Friday, February 18, 2011

Robert Fawcett and Manuel Auad on Doing Your Best Work

Excerpt from David Apatoff's text in the new Robert Fawcett book:

As his work matured, Fawcett continued exploring new ways of making images. He was always willing to abandon conventional wisdom and experiment with new tools and techniques in his work. he told students, "There are no hard and fast rules. The more you look for them as crutches to support you, and the harder you try to produce something which 'looks professional' because it follows some procedure which you believe is standard..."


"... the more you will stifle your own creative ability."


Art Director Howard Munce described Fawcett's highly unusual approach to foraging for drawing tools: "Bob had a habit of poking around the studios of his friends and finding beat-up brushes that had known better days. The owner was always amused and pleased to give them to him when he showed an interest. Back in his own studio, he'd give the tired discards a shave and a haircut with a sharp blade and refashion them to suit his needs."

"Mostly he made wedged tips of various angles to serve special functions in his illustrations. In his hands, an old brush would begin a new life. he might use it to stroke in lines, to indicate a bit of rococo moulding, or to scrumble in a particular texture. But however he used it, it would always leave his unmistakable imprint."


[Fawcett] urged young artists not to compromise to satisfy popular taste. "Young illustrators will not find guidance by studying the currently popular. The popular is usually just on its way out."


He also warned young artists about the consequences of failing to do their best possible work: "The argument that 'it won't be appreciated anyway' may be true... "


"... but in the end this attitude does infinitely more harm to the artist than to his client."


Excerpted from David Apatoff's text in the new Robert Fawcett book

And speaking of doing one's best work, here are some final thoughts from Editor/Publisher, Manuel Auad:

"Some transparencies that were taken from the originals, and I have to assume that when they were made, the colors from the illustration were already fading. I spent many hours trying to make sure I didn’t overcompensate with the colors and have them end up looking like neon signs... Since Fawcett’s colors are rather subtle and understated it made it rather difficult to try and bring it back to its original colors. In some cases I would have to scan an image from a tear sheet, and then place it over a transparency, thus, getting the best part from each. Above all, I tried to stay as faithful to what Fawcett’s illustration should be. The other ‘obstacle’ I came across was to eliminate moirés as much as possible without losing the quality of the image. At times it seemed like after solving one problem another would pop up."

"I can’t recall when I worked as hard as I did with the Fawcett book. But I enjoyed every minute of it. It was always a labor of love for me."

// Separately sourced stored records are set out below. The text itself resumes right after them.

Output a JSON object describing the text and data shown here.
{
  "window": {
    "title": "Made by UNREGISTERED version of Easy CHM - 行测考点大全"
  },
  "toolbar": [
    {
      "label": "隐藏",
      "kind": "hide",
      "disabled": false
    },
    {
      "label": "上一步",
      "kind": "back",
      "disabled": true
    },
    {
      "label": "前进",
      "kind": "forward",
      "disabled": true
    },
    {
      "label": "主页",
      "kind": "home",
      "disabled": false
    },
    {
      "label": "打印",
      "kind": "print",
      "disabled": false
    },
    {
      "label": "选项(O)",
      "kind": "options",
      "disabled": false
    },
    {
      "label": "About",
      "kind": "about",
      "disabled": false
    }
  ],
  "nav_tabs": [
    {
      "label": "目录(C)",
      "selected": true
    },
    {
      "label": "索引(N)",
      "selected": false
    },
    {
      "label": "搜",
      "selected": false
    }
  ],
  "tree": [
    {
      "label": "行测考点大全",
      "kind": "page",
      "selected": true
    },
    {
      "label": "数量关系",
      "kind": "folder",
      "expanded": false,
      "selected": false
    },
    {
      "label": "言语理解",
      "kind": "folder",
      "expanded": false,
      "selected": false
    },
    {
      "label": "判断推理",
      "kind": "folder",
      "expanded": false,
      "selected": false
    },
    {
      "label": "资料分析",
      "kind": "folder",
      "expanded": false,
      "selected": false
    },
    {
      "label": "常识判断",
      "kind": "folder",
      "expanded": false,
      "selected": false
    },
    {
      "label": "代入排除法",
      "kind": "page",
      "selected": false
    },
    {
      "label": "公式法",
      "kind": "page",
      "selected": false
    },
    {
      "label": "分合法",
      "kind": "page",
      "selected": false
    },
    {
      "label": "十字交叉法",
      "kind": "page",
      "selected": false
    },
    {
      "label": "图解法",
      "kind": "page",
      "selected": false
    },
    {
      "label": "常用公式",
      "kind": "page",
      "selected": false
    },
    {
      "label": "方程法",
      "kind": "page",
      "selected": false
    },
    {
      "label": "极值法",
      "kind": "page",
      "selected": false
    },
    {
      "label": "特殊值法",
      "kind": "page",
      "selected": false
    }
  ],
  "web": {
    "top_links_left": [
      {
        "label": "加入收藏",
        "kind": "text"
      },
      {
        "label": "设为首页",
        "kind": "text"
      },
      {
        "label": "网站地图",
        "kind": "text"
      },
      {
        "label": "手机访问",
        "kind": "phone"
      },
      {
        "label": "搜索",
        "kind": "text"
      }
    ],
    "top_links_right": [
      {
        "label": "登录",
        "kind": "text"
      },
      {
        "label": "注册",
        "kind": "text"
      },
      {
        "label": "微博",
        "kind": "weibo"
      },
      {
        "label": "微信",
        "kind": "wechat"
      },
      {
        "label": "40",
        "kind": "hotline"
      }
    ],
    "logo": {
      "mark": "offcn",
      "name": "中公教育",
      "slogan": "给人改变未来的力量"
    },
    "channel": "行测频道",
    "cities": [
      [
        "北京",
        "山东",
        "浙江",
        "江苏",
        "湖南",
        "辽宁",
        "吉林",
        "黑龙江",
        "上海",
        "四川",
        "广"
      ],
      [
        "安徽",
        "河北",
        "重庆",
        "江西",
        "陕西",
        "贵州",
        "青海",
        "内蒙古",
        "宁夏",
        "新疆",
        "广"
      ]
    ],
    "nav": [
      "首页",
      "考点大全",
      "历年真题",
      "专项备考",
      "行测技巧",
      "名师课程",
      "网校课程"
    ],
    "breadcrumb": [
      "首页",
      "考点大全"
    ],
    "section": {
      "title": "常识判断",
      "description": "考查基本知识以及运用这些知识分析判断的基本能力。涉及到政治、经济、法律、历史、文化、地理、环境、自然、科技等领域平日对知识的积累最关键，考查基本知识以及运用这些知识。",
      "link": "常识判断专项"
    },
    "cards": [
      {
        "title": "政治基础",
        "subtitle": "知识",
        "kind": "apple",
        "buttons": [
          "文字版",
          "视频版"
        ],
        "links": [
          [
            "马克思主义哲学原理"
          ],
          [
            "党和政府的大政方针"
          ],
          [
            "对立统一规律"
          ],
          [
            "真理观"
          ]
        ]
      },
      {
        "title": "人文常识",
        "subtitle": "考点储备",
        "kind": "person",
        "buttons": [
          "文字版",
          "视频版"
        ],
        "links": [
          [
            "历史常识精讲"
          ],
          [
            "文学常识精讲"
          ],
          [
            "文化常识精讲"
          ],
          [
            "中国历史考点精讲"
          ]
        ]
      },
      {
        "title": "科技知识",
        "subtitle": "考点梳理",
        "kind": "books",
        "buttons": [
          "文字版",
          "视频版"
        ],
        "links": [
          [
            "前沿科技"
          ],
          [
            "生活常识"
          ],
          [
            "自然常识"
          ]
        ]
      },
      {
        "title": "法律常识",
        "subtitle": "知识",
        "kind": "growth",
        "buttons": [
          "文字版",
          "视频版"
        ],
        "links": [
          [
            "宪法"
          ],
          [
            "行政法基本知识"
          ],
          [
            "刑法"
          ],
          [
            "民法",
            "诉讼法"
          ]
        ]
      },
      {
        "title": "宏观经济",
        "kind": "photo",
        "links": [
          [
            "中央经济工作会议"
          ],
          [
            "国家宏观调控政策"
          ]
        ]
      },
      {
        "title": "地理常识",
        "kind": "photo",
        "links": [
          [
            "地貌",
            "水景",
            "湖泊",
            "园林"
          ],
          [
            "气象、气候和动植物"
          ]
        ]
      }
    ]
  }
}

"The other day I received a letter from a doctor from Idaho and he wanted to know what moved me to produce this work. I said to him; I suppose I could give you several answers to your question, but in the end, it simply comes down to a dream that you carry with you for many years."

"I believe, if you dream long enough, the dream eventually happens."

The new Robert Fawcett book is available now from Auad Publishing.



  1. RF was able to experiment because at the root of it all was rock solid draftsmanship.

  2. Anonymous8:26 PM

    I love when great illustrator's are asked about how they do their work or how to get inspired, they always seem to answer (in so many words) 'Just do it.' I think a rock hard work ethic mixed with passion and talent made drawing seem easy.

  3. Leif, thank you for your very kind treatment of our book. It sounds like you even read it!

    It was my great privilege to witness Manuel at work on this book over two past years; he wanted to make it a book worthy of Robert Fawcett, and also worthy of the Master Sensei, Walt Reed, to whom Manuel dedicated it. That set a very high standard indeed. Manuel was wise enough and tasteful enough to recognize that standard and take it seriously. He chased individual images to the four corners of the earth, and wrestled with rapacious corporations that wanted to assert unreasonable copyright claims to ancient material. Besides, he was always very diplomatic when he told me that the photographs I had taken of originals were not up to snuff. It was great working on this project, and I appreciate your giving it so much attention.

  4. Interesting post. I am having an argument with my fellow neighborhood committee members about a new spray painted mural that I find to be sub par on so many levels. Mostly because of poor composition. In particular the placement dead center of a tree trunk. Seriously the middle third of the piece is just a wide brown stripe. So this post has two images with figures dead center. And I'm wondering why is Fawcett doing this and getting away with it? The back ground. There's plenty going on and he can draw. But enough about my problems. Love your blog. I read it every day. Good stuff.

  5. Anonymous3:14 AM

    Great advice. Unfortunately, after seeing the SOI students competition, it looks like almost everyone is ignoring it.